== Segment start ==
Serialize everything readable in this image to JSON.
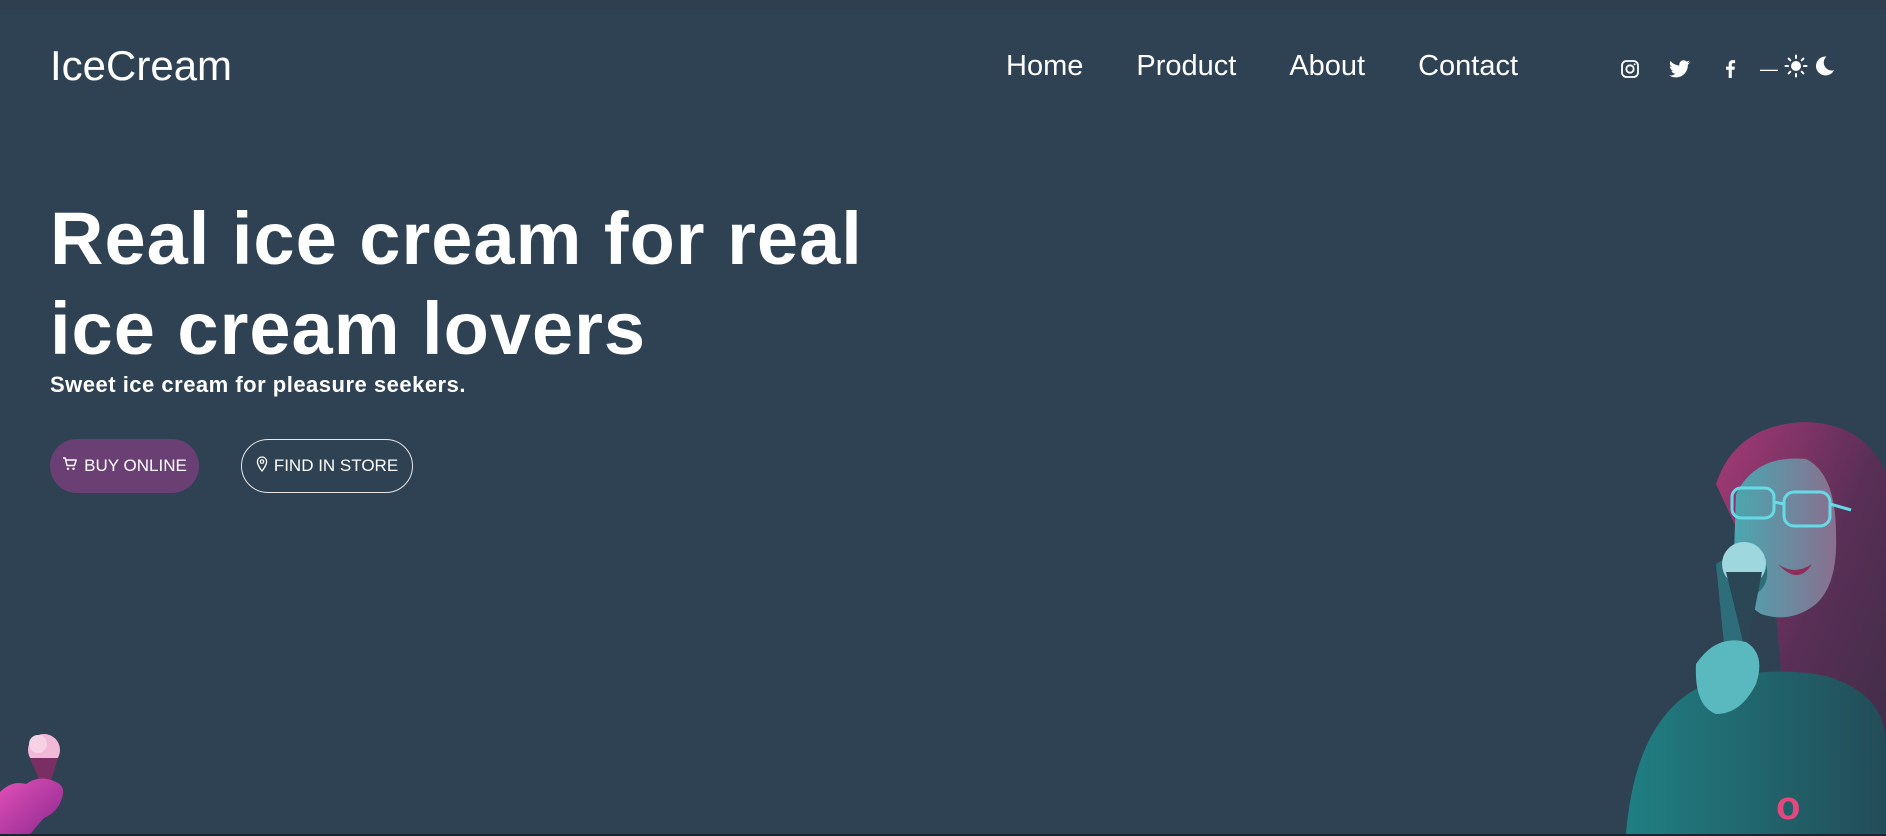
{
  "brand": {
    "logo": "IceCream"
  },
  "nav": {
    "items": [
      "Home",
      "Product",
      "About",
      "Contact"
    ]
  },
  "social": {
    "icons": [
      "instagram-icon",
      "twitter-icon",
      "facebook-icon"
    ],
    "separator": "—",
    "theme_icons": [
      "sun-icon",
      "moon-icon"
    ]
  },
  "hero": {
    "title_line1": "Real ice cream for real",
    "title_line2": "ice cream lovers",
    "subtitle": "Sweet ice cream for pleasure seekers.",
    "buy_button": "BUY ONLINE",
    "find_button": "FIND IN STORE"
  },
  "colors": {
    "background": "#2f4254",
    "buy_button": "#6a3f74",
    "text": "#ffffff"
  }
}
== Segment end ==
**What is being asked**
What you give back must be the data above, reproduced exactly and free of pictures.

**Task solution**
Serialize everything readable in this image to JSON.
{
  "brand": {
    "logo": "IceCream"
  },
  "nav": {
    "items": [
      "Home",
      "Product",
      "About",
      "Contact"
    ]
  },
  "social": {
    "icons": [
      "instagram-icon",
      "twitter-icon",
      "facebook-icon"
    ],
    "separator": "—",
    "theme_icons": [
      "sun-icon",
      "moon-icon"
    ]
  },
  "hero": {
    "title_line1": "Real ice cream for real",
    "title_line2": "ice cream lovers",
    "subtitle": "Sweet ice cream for pleasure seekers.",
    "buy_button": "BUY ONLINE",
    "find_button": "FIND IN STORE"
  },
  "colors": {
    "background": "#2f4254",
    "buy_button": "#6a3f74",
    "text": "#ffffff"
  }
}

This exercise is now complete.